Dauman had been pushing hard to sell a 49% stake in Paramount, but Sumner Redstone said through representatives that he had no interest in selling the “baby” he acquired in 1994 (with the aid of his then-attorney, Dauman).

But at one time, the Redstone camp signaled it was not permanently opposed to a deal, if it proved to add value for shareholders. That requirement has been satisfied, some would argue, by the ongoing interest of Dalian Wanda, the Chinese conglomerate that has already shown itself willing to pay a premium for U.S. entertainment assets. Wanda snapped up the AMC theater chain and, in January, Legendary Entertainment.

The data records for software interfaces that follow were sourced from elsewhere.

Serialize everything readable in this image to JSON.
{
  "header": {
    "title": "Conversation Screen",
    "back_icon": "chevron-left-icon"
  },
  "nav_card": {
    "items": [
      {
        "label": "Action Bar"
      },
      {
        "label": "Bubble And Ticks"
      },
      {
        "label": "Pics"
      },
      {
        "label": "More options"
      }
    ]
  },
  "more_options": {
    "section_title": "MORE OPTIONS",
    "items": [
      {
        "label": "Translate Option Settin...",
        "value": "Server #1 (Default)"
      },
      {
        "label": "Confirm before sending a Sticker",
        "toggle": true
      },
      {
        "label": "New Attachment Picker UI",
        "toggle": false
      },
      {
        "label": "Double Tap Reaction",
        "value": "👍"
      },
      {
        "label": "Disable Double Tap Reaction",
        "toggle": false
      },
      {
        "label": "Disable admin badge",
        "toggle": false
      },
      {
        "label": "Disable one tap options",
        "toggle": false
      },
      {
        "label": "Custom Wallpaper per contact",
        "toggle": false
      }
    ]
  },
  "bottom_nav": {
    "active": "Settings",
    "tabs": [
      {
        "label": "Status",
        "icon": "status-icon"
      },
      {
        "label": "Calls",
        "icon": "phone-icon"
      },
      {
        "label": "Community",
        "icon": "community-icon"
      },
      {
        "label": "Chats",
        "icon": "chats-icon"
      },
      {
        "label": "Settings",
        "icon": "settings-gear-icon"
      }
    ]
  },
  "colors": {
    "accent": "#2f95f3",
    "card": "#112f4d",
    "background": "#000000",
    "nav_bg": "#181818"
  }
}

One major investor said that rumored values of up to $10 billion for Paramount are “silly,” but that Wanda likely would pay handsomely for what remains one of only six major studios in Hollywood. The investor suggested Moonves seems content to run CBS alone, and to avoid the potential heartache of trying to “fix” Paramount. He said that makes a decision on selling some or all of Paramount the “first order of business” for Viacom’s board.

The source, who declined to be named, suggested CBS would be the purchaser in a recombination, and might offer little or no premium for all of Viacom. The selling points would be the big upside of Moonves’ leadership, and that the combo would provide a much broader platform for CBS content.

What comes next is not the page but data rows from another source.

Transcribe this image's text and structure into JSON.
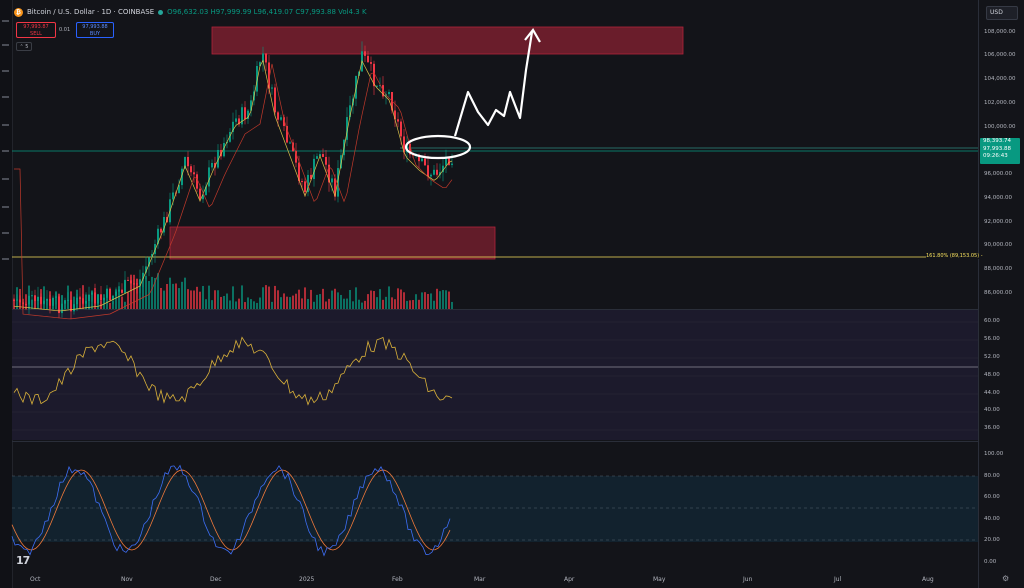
{
  "header": {
    "symbol": "Bitcoin / U.S. Dollar · 1D · COINBASE",
    "open": "O96,632.03",
    "high": "H97,999.99",
    "low": "L96,419.07",
    "close": "C97,993.88",
    "volume": "Vol4.3 K"
  },
  "trade": {
    "sell_price": "97,993.87",
    "sell_label": "SELL",
    "spread": "0.01",
    "buy_price": "97,993.88",
    "buy_label": "BUY"
  },
  "indicators_count": "5",
  "currency": "USD",
  "price_axis": [
    "108,000.00",
    "106,000.00",
    "104,000.00",
    "102,000.00",
    "100,000.00",
    "96,000.00",
    "94,000.00",
    "92,000.00",
    "90,000.00",
    "88,000.00",
    "86,000.00"
  ],
  "price_tag": {
    "top": "98,393.74",
    "last": "97,993.88",
    "countdown": "09:26:43"
  },
  "fib_label": "161.80% (89,153.05) -",
  "rsi_axis": [
    "60.00",
    "56.00",
    "52.00",
    "48.00",
    "44.00",
    "40.00",
    "36.00"
  ],
  "stoch_axis": [
    "100.00",
    "80.00",
    "60.00",
    "40.00",
    "20.00",
    "0.00"
  ],
  "time_axis": [
    "Oct",
    "Nov",
    "Dec",
    "2025",
    "Feb",
    "Mar",
    "Apr",
    "May",
    "Jun",
    "Jul",
    "Aug"
  ],
  "colors": {
    "up": "#089981",
    "down": "#f23645",
    "zone": "#b2243a",
    "fib": "#f7e15d",
    "rsi": "#d9b13a",
    "stoch_k": "#3d6ef5",
    "stoch_d": "#f0793a",
    "annotation": "#ffffff"
  },
  "icons": {
    "settings": "gear-icon",
    "logo": "tradingview-logo"
  }
}
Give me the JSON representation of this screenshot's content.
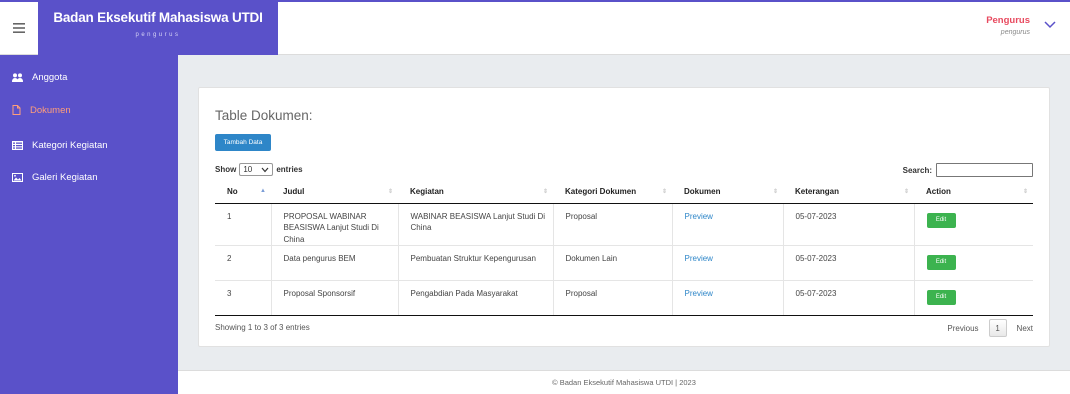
{
  "brand": {
    "title": "Badan Eksekutif Mahasiswa UTDI",
    "subtitle": "pengurus"
  },
  "user": {
    "name": "Pengurus",
    "role": "pengurus"
  },
  "sidebar": {
    "items": [
      {
        "label": "Anggota",
        "icon": "users-icon"
      },
      {
        "label": "Dokumen",
        "icon": "document-icon",
        "active": true
      },
      {
        "label": "Kategori Kegiatan",
        "icon": "list-icon"
      },
      {
        "label": "Galeri Kegiatan",
        "icon": "image-icon"
      }
    ]
  },
  "main": {
    "title": "Table Dokumen:",
    "add_label": "Tambah Data",
    "length": {
      "prefix": "Show",
      "value": "10",
      "suffix": "entries"
    },
    "search_label": "Search:",
    "columns": [
      "No",
      "Judul",
      "Kegiatan",
      "Kategori Dokumen",
      "Dokumen",
      "Keterangan",
      "Action"
    ],
    "rows": [
      {
        "no": "1",
        "judul": "PROPOSAL WABINAR BEASISWA Lanjut Studi Di China",
        "kegiatan": "WABINAR BEASISWA Lanjut Studi Di China",
        "kategori": "Proposal",
        "dokumen": "Preview",
        "keterangan": "05-07-2023",
        "action": "Edit"
      },
      {
        "no": "2",
        "judul": "Data pengurus BEM",
        "kegiatan": "Pembuatan Struktur Kepengurusan",
        "kategori": "Dokumen Lain",
        "dokumen": "Preview",
        "keterangan": "05-07-2023",
        "action": "Edit"
      },
      {
        "no": "3",
        "judul": "Proposal Sponsorsif",
        "kegiatan": "Pengabdian Pada Masyarakat",
        "kategori": "Proposal",
        "dokumen": "Preview",
        "keterangan": "05-07-2023",
        "action": "Edit"
      }
    ],
    "info": "Showing 1 to 3 of 3 entries",
    "pagination": {
      "previous": "Previous",
      "page": "1",
      "next": "Next"
    }
  },
  "footer": {
    "text": "© Badan Eksekutif Mahasiswa UTDI | 2023"
  },
  "colors": {
    "brand": "#5a51c9",
    "accent_active": "#ff9e7a",
    "user_name": "#e84a5f",
    "primary_button": "#2e86c8",
    "edit_button": "#3cb34f"
  }
}
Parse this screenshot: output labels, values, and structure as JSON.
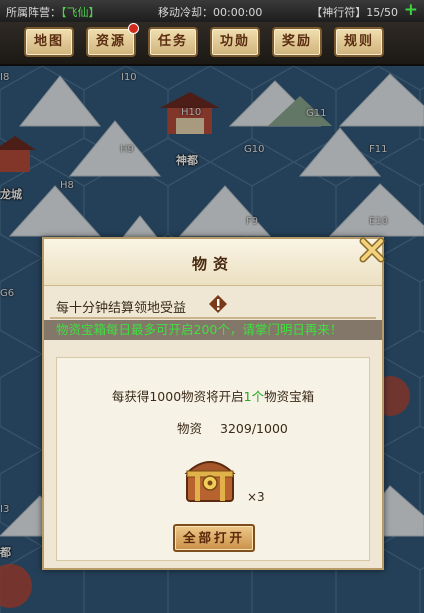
{
  "topbar": {
    "faction_label": "所属阵营：",
    "faction_value": "【飞仙】",
    "cooldown": "移动冷却：00:00:00",
    "token": "【神行符】15/50",
    "plus": "+"
  },
  "tabs": [
    "地图",
    "资源",
    "任务",
    "功勋",
    "奖励",
    "规则"
  ],
  "map": {
    "coords": [
      "I8",
      "I10",
      "H10",
      "G11",
      "H9",
      "G10",
      "F11",
      "H8",
      "F9",
      "E10",
      "G6",
      "I3"
    ],
    "cities": [
      "神都",
      "龙城",
      "都"
    ]
  },
  "dialog": {
    "title": "物资",
    "info": "每十分钟结算领地受益",
    "marquee": "物资宝箱每日最多可开启200个，请掌门明日再来！",
    "line1_prefix": "每获得1000物资将开启",
    "line1_count": "1个",
    "line1_suffix": "物资宝箱",
    "supply_label": "物资",
    "supply_value": "3209/1000",
    "chest_count": "×3",
    "open_all": "全部打开"
  },
  "colors": {
    "accent_green": "#3fe03f",
    "title_brown": "#4a2a12",
    "button_gold": "#c99048"
  }
}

But Eric Jackson, an executive with one Viacom investor, suggested that the conglomerate would have to sweeten the deal or risk running into massive opposition, and lawsuits, from CBS shareholders. “If they have to pay a 20% premium for Viacom today, that looks like chump change with just a few new hits from Viacom’s networks,” says Jackson, a managing director at asset management firm SpringOwl, which predicted the Dauman ouster was the best way to pump up value.

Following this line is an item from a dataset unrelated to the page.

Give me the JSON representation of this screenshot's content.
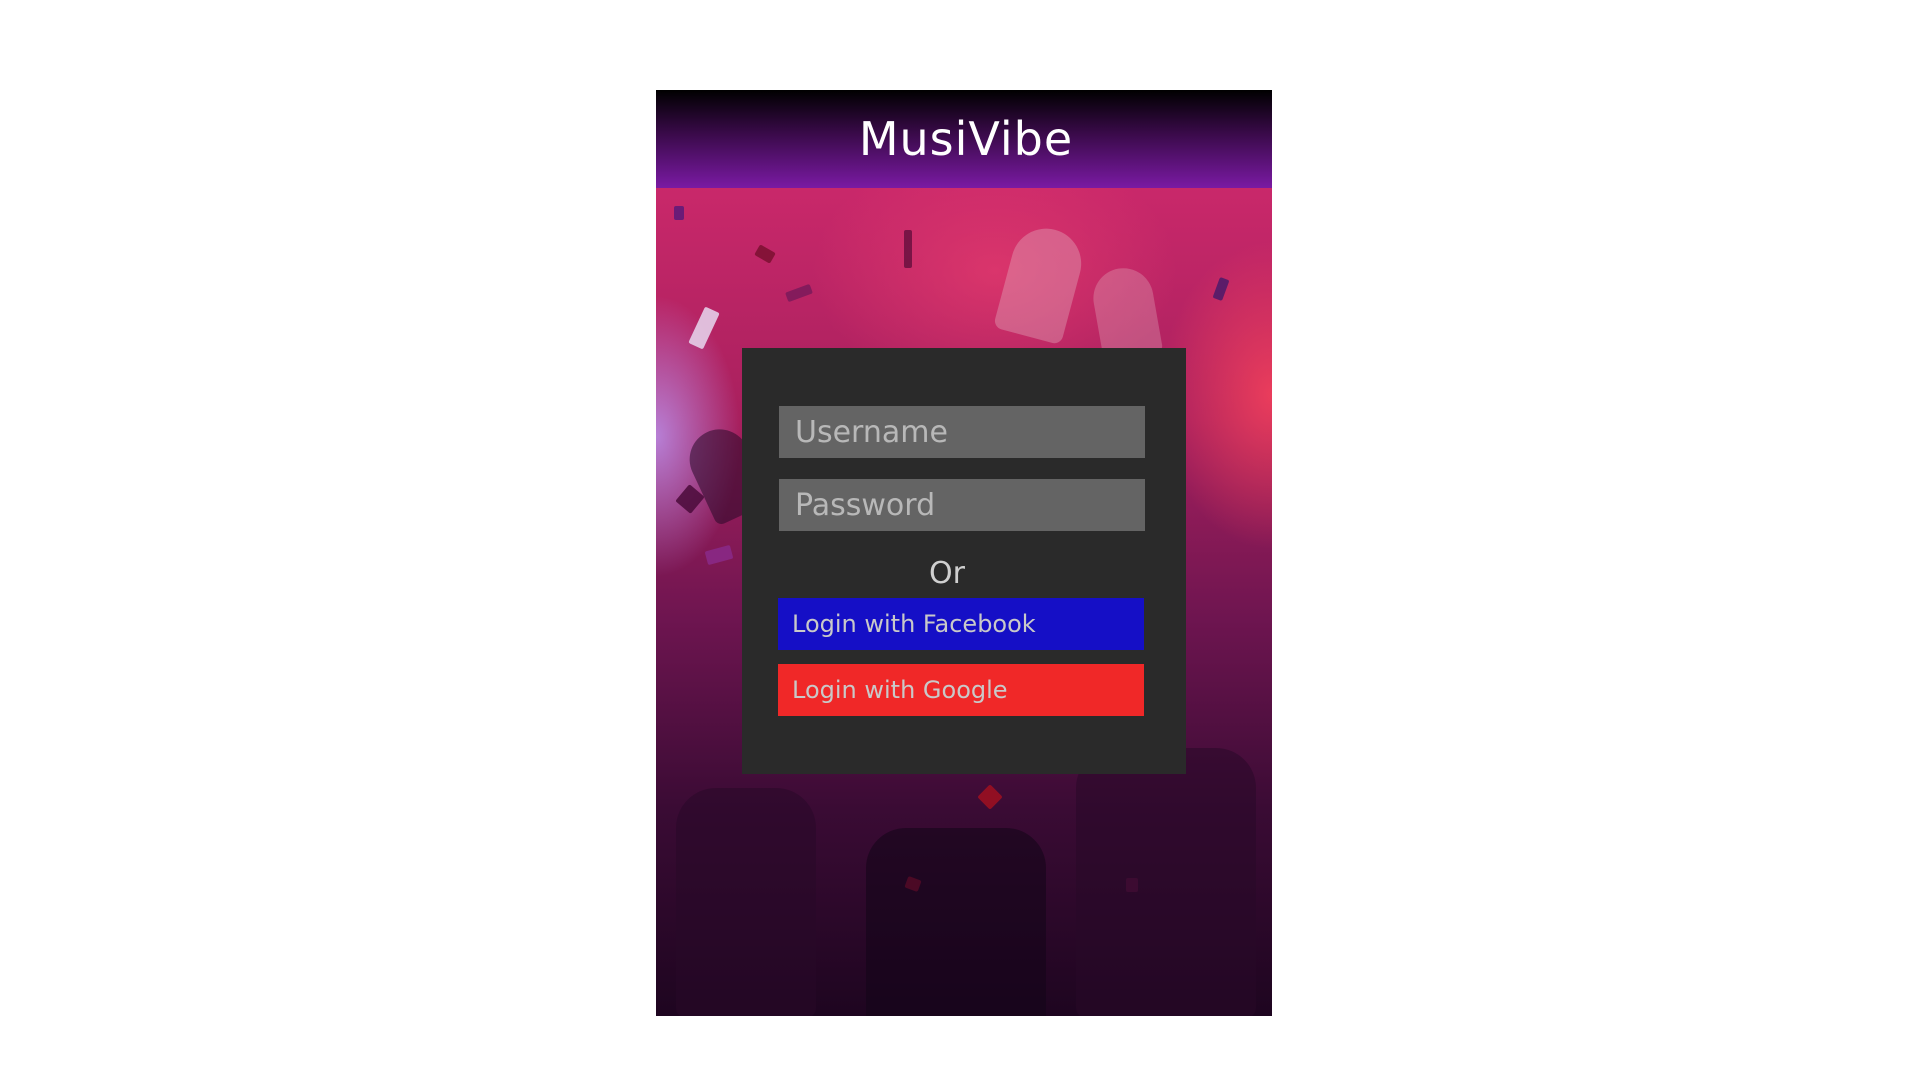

Viacom and CBS declined to make executives available for comment.

To be sure, some observers don’t want to wait for Viacom’s engine to run smoothly again, and with good reason. They’ve been waiting for that event for years, all the while suffering from a slumping stock. And some analysts imagine that Moonves could be talked into running both companies, regardless of whether Paramount is part of the equation.

“In the near-term there may be some resistance from CBS shareholders, due to the potential drag, but there is merit to a combination. And having Les run the combined company would be viewed favorably by some investors,” says Tuna Amobi of S&P Global Market Intelligence.

One Viacom investor says he can be patient. Sal Muoio, a principal of SM Investors, is a noted market contrarian who has had success following his own counsel. He thinks Viacom should take the time it needs to strengthen Paramount and its cable networks. By doing so, he says, it will become of immense value to a rival media company, or an executive like John Malone who is looking to build something new, or a subscription-video-on-demand giant willing to pay a massive premium to lock up content from MTV and Nickelodeon.

Viacom, says Muoio — who owns between 250,000 and 300,000 shares of the company across various stock classes — should try to build on the progress it has made in working with advertisers on ideas based on digital metrics. “You’d like to see them get to the point where domestic ad revenue is going up, and I think they’re on the right track to that,” he says.

Another prominent shareholder thinks the trick to engineering a new combination of CBS and Viacom is for the Redstones to find a fresh way to incentivize Moonves. In 1985, famed investor Warren Buffet helped Capital Cities pull off an acquisition of the much larger ABC television network, then agreed as part of the deal to vote with
management for 11 years, so long as one of the two top executives, Thomas S. Murphy and Daniel B. Burke, remained in charge. Mario Gabelli, who holds a prominent position in Viacom through his Gamco Investors, thinks the Redstones should do the same with Moonves.

“You could give over control and say, ‘Go do what’s necessary to take this into the digital world,’” Gabelli says.

People frothing at the mouth to see CBS and Viacom combine anew might also consider the fact that Sumner Redstone was dissatisfied with the merger just six years after making it. Whether the new digital economics of the business warrant testing the idea again is something Viacom’s new managers will have to assess in weeks to come.